### What is needed
The answer is every line of the records that holds the word "Чудотворца", copied in full.

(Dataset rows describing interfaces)
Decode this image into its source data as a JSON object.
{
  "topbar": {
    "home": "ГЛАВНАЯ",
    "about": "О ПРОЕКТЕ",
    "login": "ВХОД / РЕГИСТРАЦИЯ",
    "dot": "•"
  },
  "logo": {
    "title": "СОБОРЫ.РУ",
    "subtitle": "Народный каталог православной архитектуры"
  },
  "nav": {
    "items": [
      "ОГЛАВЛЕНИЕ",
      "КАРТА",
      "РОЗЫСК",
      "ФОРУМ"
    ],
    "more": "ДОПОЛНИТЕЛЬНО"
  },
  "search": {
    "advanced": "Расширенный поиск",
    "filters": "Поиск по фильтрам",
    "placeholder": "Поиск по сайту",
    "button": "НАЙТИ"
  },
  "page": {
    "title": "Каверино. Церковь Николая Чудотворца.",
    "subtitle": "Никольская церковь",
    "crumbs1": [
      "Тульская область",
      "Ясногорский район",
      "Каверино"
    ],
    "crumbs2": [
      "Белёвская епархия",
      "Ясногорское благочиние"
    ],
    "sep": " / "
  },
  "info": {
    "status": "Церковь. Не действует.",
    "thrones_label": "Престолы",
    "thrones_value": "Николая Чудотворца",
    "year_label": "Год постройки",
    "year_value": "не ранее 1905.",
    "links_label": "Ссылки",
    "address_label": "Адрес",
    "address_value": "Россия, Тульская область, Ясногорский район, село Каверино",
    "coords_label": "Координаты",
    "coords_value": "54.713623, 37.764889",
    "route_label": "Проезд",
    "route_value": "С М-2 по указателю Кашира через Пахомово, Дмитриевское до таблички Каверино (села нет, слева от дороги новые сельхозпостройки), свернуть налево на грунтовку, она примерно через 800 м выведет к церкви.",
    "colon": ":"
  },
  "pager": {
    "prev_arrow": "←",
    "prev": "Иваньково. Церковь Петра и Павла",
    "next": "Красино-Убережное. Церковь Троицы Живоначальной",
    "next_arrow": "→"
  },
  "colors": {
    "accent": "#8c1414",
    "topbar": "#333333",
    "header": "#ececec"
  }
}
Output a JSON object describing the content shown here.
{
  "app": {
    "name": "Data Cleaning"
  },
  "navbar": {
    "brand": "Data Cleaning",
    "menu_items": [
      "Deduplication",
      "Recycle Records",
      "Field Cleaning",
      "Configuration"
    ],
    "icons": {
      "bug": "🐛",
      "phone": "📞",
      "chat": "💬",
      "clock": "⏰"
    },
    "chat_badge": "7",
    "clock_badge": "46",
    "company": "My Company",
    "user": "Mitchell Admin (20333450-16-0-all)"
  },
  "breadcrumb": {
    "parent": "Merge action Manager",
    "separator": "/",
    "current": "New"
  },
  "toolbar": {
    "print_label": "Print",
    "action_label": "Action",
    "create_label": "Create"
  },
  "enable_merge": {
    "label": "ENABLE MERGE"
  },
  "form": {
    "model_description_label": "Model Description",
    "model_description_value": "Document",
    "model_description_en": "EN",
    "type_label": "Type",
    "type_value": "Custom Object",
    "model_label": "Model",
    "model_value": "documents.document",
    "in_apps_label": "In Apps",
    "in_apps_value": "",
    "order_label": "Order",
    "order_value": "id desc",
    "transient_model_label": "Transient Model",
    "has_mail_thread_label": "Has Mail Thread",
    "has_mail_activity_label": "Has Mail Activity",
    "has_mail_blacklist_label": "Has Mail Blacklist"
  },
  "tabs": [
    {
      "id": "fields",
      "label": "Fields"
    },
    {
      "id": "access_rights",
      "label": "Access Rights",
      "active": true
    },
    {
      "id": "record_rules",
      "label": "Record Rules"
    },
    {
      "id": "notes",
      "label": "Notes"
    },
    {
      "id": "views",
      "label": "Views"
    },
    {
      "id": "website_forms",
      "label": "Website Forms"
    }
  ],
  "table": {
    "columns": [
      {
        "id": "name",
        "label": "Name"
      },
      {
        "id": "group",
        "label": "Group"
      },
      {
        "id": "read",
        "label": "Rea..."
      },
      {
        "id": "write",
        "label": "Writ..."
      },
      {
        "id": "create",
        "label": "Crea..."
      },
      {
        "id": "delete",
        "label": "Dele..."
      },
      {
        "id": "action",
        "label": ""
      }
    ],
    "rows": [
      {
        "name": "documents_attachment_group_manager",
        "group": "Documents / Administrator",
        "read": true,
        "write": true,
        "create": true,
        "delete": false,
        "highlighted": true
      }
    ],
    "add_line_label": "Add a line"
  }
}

### Answer space
    "title": "Каверино. Церковь Николая Чудотворца.",
    "thrones_value": "Николая Чудотворца",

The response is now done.